Throughout the entire weekend, Pizzeria Regina will be at the open air piazza selling pizza, Stella Artois, and of course, vino, produced by The Naked Grape. This year’s festival also features a tasting tent and culinary stage sponsored by Filippo Berio Olive Oil and New England Center for Arts and Technology. While at the tasting tent, you can try several varieties of Filippo Berio olive oil using Parziale Bakery’s freshly baked bread and learn useful olive oil tricks and tips. And if you like cooking just as much as you like eating, don’t miss the culinary stage, where local chefs will be showcasing their best Italian dishes. Demonstrations and tastings will run throughout the entire weekend, so whether you attend on Saturday, Sunday, or both, you won’t miss out on any of the culinary spectacle.

Amidst this gastronomical playground, there will be live music, masses, processions, dancing, carnival games, confetti, and of course, a giant statue of Saint Anthony covered with paper streamers by the time Sunday night rolls around.

And there’s more. The party and religious devotion continue onto Monday September 1st , with the celebration of Saint Lucy, complete with celebration and music throughout the day and a nighttime feast. If you didn’t have room for a sfogliatelle (also called a lobster tail) or arancini the first two days, you have one more chance to fill yourself up with Italian deliciousness.

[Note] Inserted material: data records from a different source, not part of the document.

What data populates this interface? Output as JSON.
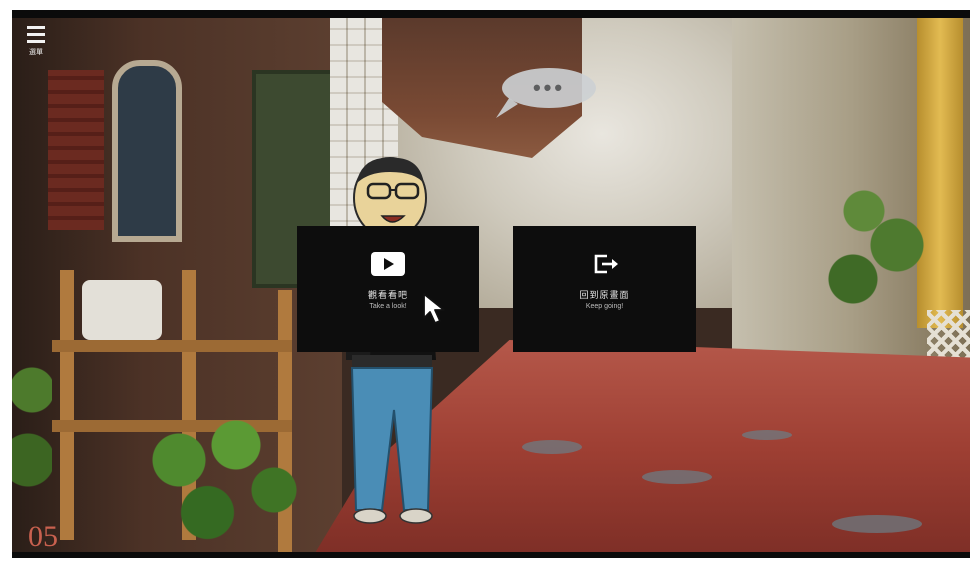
{
  "menu": {
    "label": "選單",
    "icon": "hamburger-menu-icon"
  },
  "speech_bubble": {
    "text": "•••"
  },
  "choices": [
    {
      "title": "觀看看吧",
      "subtitle": "Take a look!",
      "icon": "play-icon"
    },
    {
      "title": "回到原畫面",
      "subtitle": "Keep going!",
      "icon": "exit-icon"
    }
  ],
  "chapter": {
    "number": "05"
  },
  "colors": {
    "card_bg": "#0d0d0d",
    "chapter_accent": "#c9614f",
    "text_light": "#e6e6e6"
  }
}
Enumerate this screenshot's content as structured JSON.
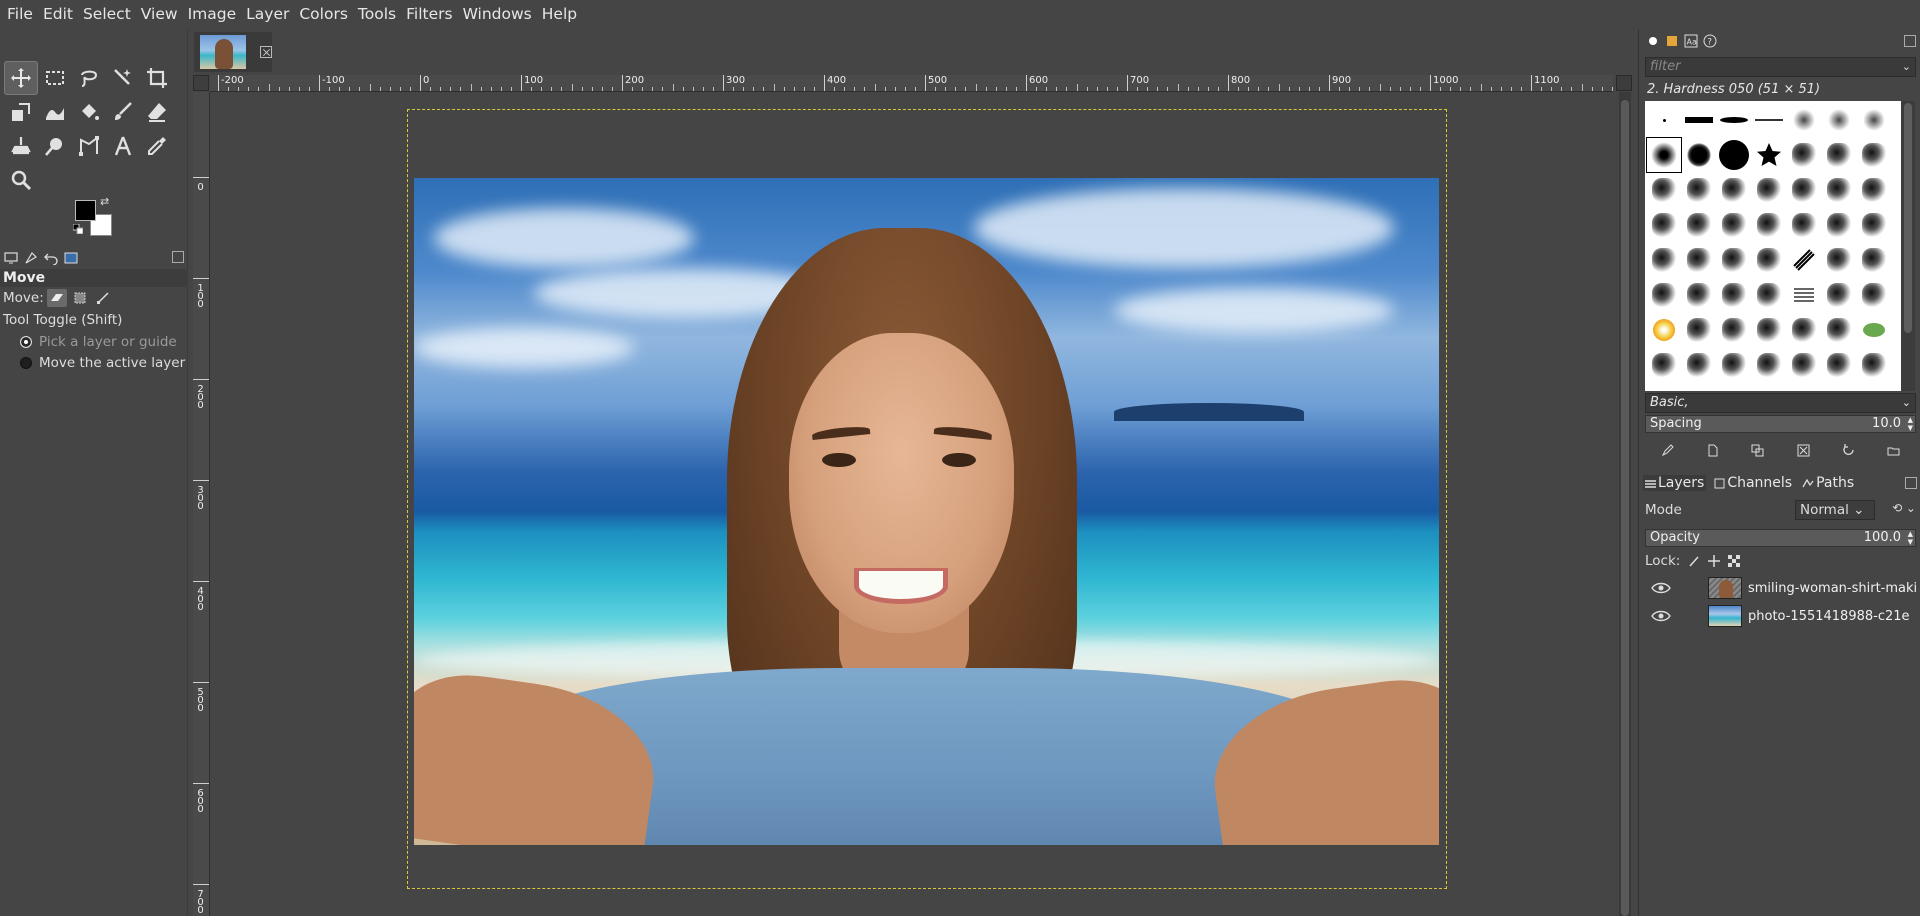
{
  "menubar": {
    "items": [
      "File",
      "Edit",
      "Select",
      "View",
      "Image",
      "Layer",
      "Colors",
      "Tools",
      "Filters",
      "Windows",
      "Help"
    ]
  },
  "toolbox": {
    "tools": [
      {
        "name": "move-tool-icon",
        "active": true
      },
      {
        "name": "rect-select-icon"
      },
      {
        "name": "free-select-icon"
      },
      {
        "name": "fuzzy-select-icon"
      },
      {
        "name": "crop-icon"
      },
      {
        "name": "unified-transform-icon"
      },
      {
        "name": "warp-transform-icon"
      },
      {
        "name": "bucket-fill-icon"
      },
      {
        "name": "paintbrush-icon"
      },
      {
        "name": "eraser-icon"
      },
      {
        "name": "clone-icon"
      },
      {
        "name": "smudge-icon"
      },
      {
        "name": "paths-icon"
      },
      {
        "name": "text-tool-icon"
      },
      {
        "name": "color-picker-icon"
      },
      {
        "name": "zoom-icon"
      }
    ],
    "fg_color": "#000000",
    "bg_color": "#ffffff"
  },
  "tool_options": {
    "title": "Move",
    "move_label": "Move:",
    "toggle_label": "Tool Toggle  (Shift)",
    "radio_pick": "Pick a layer or guide",
    "radio_active": "Move the active layer"
  },
  "image_window": {
    "tab_thumbnail": "beach selfie composite",
    "ruler_h_labels": [
      "-200",
      "-100",
      "0",
      "100",
      "200",
      "300",
      "400",
      "500",
      "600",
      "700",
      "800",
      "900",
      "1000",
      "1100"
    ],
    "ruler_v_labels": [
      "0",
      "1\n0\n0",
      "2\n0\n0",
      "3\n0\n0",
      "4\n0\n0",
      "5\n0\n0",
      "6\n0\n0",
      "7\n0\n0"
    ]
  },
  "brushes": {
    "filter_placeholder": "filter",
    "selected_brush": "2. Hardness 050 (51 × 51)",
    "preset": "Basic,",
    "spacing_label": "Spacing",
    "spacing_value": "10.0"
  },
  "layers_dock": {
    "tabs": [
      "Layers",
      "Channels",
      "Paths"
    ],
    "mode_label": "Mode",
    "mode_value": "Normal",
    "opacity_label": "Opacity",
    "opacity_value": "100.0",
    "lock_label": "Lock:",
    "layers": [
      {
        "name": "smiling-woman-shirt-maki",
        "visible": true
      },
      {
        "name": "photo-1551418988-c21e",
        "visible": true
      }
    ]
  }
}
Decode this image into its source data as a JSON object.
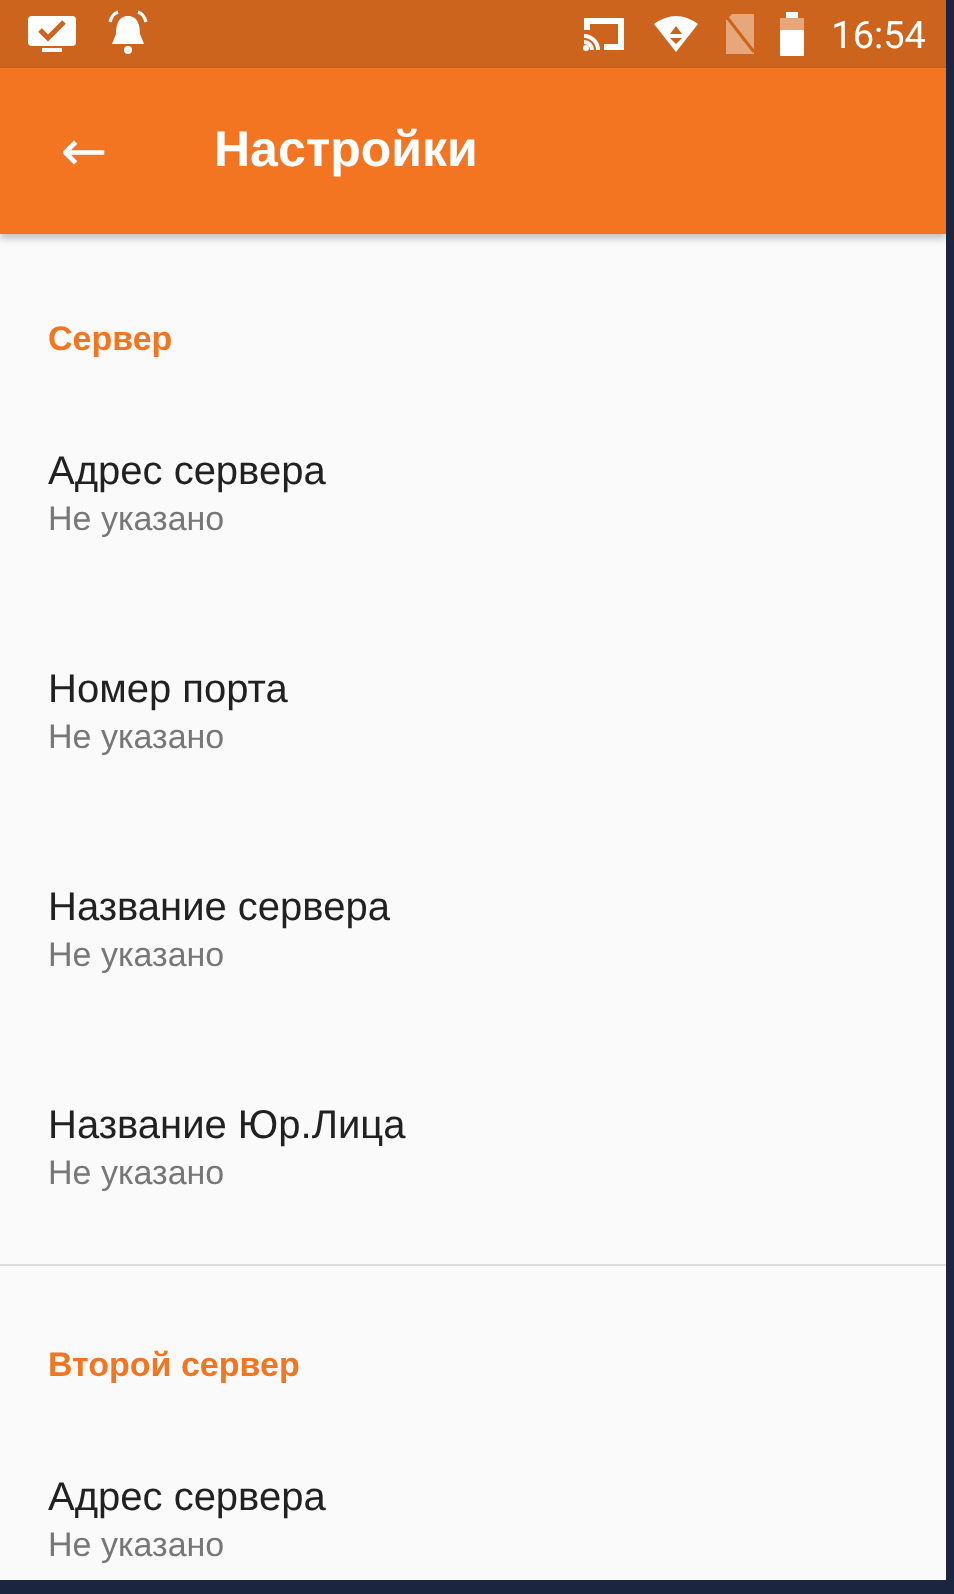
{
  "status_bar": {
    "time": "16:54"
  },
  "app_bar": {
    "back": "←",
    "title": "Настройки"
  },
  "sections": [
    {
      "title": "Сервер",
      "items": [
        {
          "title": "Адрес сервера",
          "summary": "Не указано"
        },
        {
          "title": "Номер порта",
          "summary": "Не указано"
        },
        {
          "title": "Название сервера",
          "summary": "Не указано"
        },
        {
          "title": "Название Юр.Лица",
          "summary": "Не указано"
        }
      ]
    },
    {
      "title": "Второй сервер",
      "items": [
        {
          "title": "Адрес сервера",
          "summary": "Не указано"
        }
      ]
    }
  ]
}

In summary, these back-to-back saint feasts offer great food, a lively atmosphere, and a perfect opportunity to use that Italian accent you have been working on.

 

For a full schedule of events and times, check out the festivals’ website at: http://www.stanthonysfeast.com/schedule.html.